    Charting the CBOT 10 Year Note versus 30 Year Bond Spread:


    Charting the CBOT 10 Year Note versus 30 Year Bond Exchange Spread Intraday:


    And this is what the CBOT 10 Year Note versus 30 Year Bond Exchange Spread Order Book looked like during the 10:00 am highs for previous chart:

  7. londonkid


    Thank you for making an intelligent and informed post. I didn't realise the margins on spreads were that much lower. Could you add a bit more colour to the bottom chart which charts 4 instruments, could you explain what you see and where they may be opps?

    Thanks again. Good trading.


  8. I wish CTS let you chart treasury spreads. They have NOB, BOB, etc charts, but they are useless as they always reset to zero. Maybe they will work on adding more flexibility to their charting as you can only chart the obvious spreads. If CTS had customizable charts, I wouldn't think of switching when the time comes, but I'm looking at my options for now.
  9. bone

    bone ET Sponsor

    It means that if you have multiple products that are very highly statistically correlated to each other, that cointegration presents opportunities for 'lead-lag' arbitrage. Many very developed and complex traders will use these relationships as highly effective and reliable entry signal indicators. In other words, if RBOB Gasoline is just sitting there and the S&P 500 is rallying hard - it would behoove you to step out and lift an RBOB offer quick like a bunny.
  10. bone

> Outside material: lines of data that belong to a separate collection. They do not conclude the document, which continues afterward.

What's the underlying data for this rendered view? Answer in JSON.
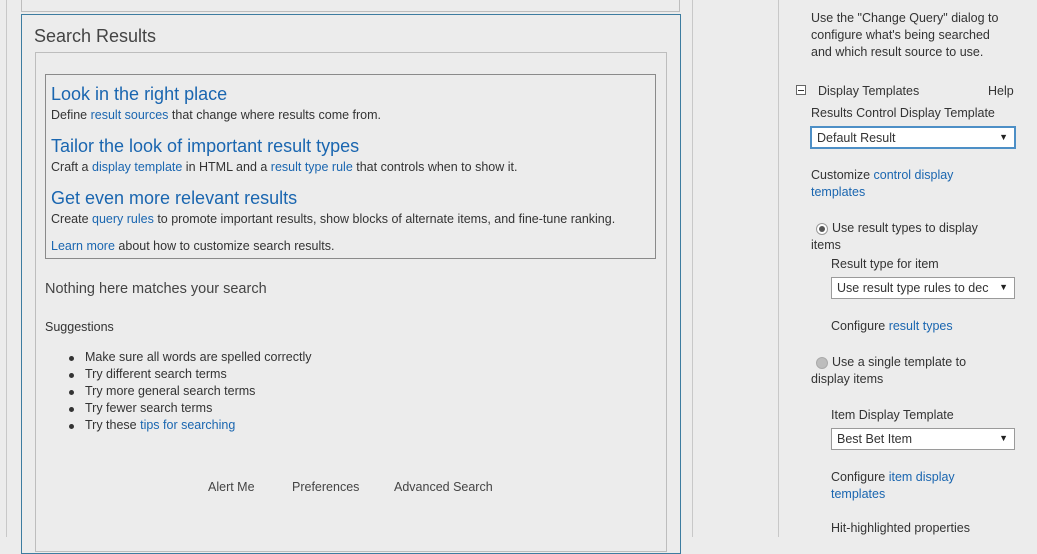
{
  "web_part": {
    "title": "Search Results",
    "promo": [
      {
        "heading": "Look in the right place",
        "text_before": "Define ",
        "link": "result sources",
        "text_after": " that change where results come from."
      },
      {
        "heading": "Tailor the look of important result types",
        "text_before": "Craft a ",
        "link": "display template",
        "text_mid": " in HTML and a ",
        "link2": "result type rule",
        "text_after": " that controls when to show it."
      },
      {
        "heading": "Get even more relevant results",
        "text_before": "Create ",
        "link": "query rules",
        "text_after": " to promote important results, show blocks of alternate items, and fine-tune ranking."
      }
    ],
    "learn_more_link": "Learn more",
    "learn_more_text": " about how to customize search results.",
    "no_match": "Nothing here matches your search",
    "suggestions_title": "Suggestions",
    "suggestions": [
      "Make sure all words are spelled correctly",
      "Try different search terms",
      "Try more general search terms",
      "Try fewer search terms"
    ],
    "tips_prefix": "Try these ",
    "tips_link": "tips for searching",
    "footer": [
      "Alert Me",
      "Preferences",
      "Advanced Search"
    ]
  },
  "tool_pane": {
    "intro": [
      "Use the \"Change Query\" dialog to",
      "configure what's being searched",
      "and which result source to use."
    ],
    "section_title": "Display Templates",
    "help": "Help",
    "results_control_label": "Results Control Display Template",
    "results_control_value": "Default Result",
    "customize_prefix": "Customize ",
    "customize_link_1": "control display",
    "customize_link_2": "templates",
    "radio1_line1": "Use result types to display",
    "radio1_line2": "items",
    "result_type_label": "Result type for item",
    "result_type_value": "Use result type rules to dec",
    "configure_prefix": "Configure ",
    "configure_link": "result types",
    "radio2_line1": "Use a single template to",
    "radio2_line2": "display items",
    "item_template_label": "Item Display Template",
    "item_template_value": "Best Bet Item",
    "configure_item_prefix": "Configure ",
    "configure_item_link_1": "item display",
    "configure_item_link_2": "templates",
    "hit_highlighted": "Hit-highlighted properties"
  }
}
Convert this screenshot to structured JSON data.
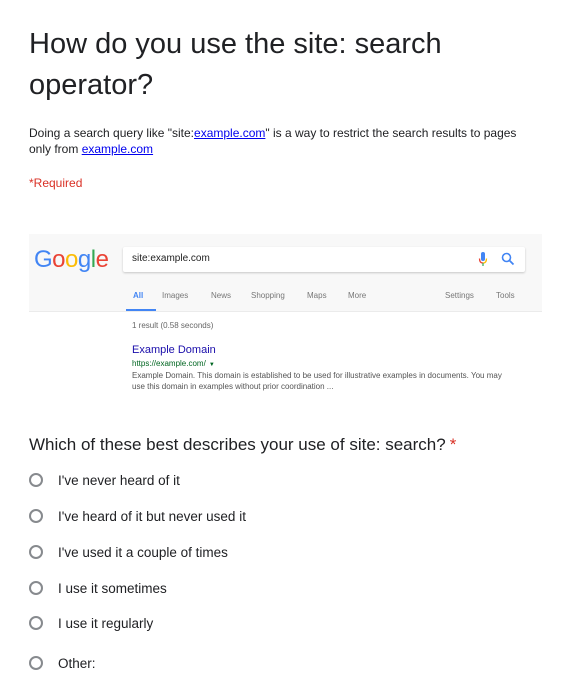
{
  "form": {
    "title": "How do you use the site: search operator?",
    "description_prefix": "Doing a search query like \"site:",
    "description_link1": "example.com",
    "description_middle": "\" is a way to restrict the search results to pages only from ",
    "description_link2": "example.com",
    "required_note": "*Required"
  },
  "embedded_screenshot": {
    "logo_letters": [
      {
        "char": "G",
        "color": "#4285f4"
      },
      {
        "char": "o",
        "color": "#ea4335"
      },
      {
        "char": "o",
        "color": "#fbbc05"
      },
      {
        "char": "g",
        "color": "#4285f4"
      },
      {
        "char": "l",
        "color": "#34a853"
      },
      {
        "char": "e",
        "color": "#ea4335"
      }
    ],
    "search_query": "site:example.com",
    "tabs": [
      "All",
      "Images",
      "News",
      "Shopping",
      "Maps",
      "More",
      "Settings",
      "Tools"
    ],
    "active_tab": "All",
    "result_stats": "1 result (0.58 seconds)",
    "result": {
      "title": "Example Domain",
      "url": "https://example.com/",
      "snippet": "Example Domain. This domain is established to be used for illustrative examples in documents. You may use this domain in examples without prior coordination ..."
    }
  },
  "question": {
    "title": "Which of these best describes your use of site: search?",
    "required_marker": "*",
    "options": [
      {
        "label": "I've never heard of it",
        "selected": false
      },
      {
        "label": "I've heard of it but never used it",
        "selected": false
      },
      {
        "label": "I've used it a couple of times",
        "selected": false
      },
      {
        "label": "I use it sometimes",
        "selected": false
      },
      {
        "label": "I use it regularly",
        "selected": false
      },
      {
        "label": "Other:",
        "selected": false
      }
    ]
  }
}
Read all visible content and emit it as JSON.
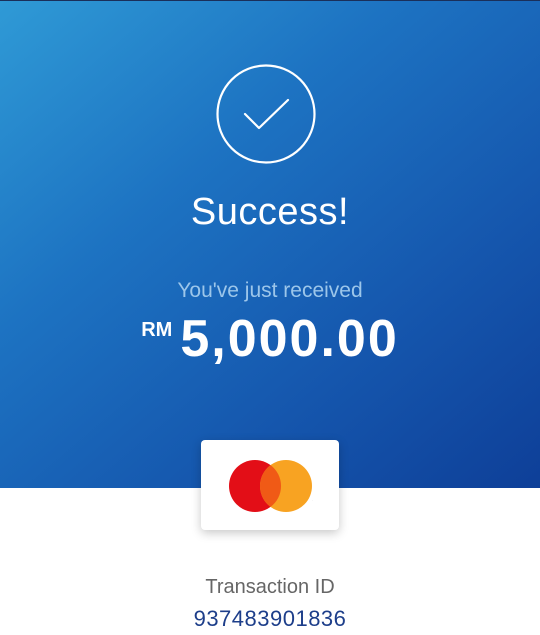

    bone ET Sponsor

    You can indeed customize the CTS charting studies - I have a few clients who have modified CTS to use my proprietary study which I designed for spreads. What you need to realize is that the CBOT Exchange Interest Rate Spreads do in fact always reset to zero every day. It is an idiosyncracy from the floor broker days, as they always quoted the yield curve for clients and to other floor traders as net change for the day. You will notice upon closer inspection that the 360 minute NoB chart is not the ICS chart. But if you take that 360 minute NoB chart and make the intervals the same as the ICS chart, the curve shape for a particular day in isolation will look identical but the scaling will be different.

    The real point I am trying to make is that you cannot use the CBOT exchange spread charts for Treasuries ( ICS ) for long term charting. You have to use a charting package sythetic combination, like the 360 minute NoB chart I had posted. This is a quirk applicable only to the CBOT Interest Rates.

    I have used CTS in the past and I personally think that it is OK. I have lots of clients who use CTS. The primary reason I use TT Pro for myself is that I trade multiple accounts.
    #10     Jun 14, 2012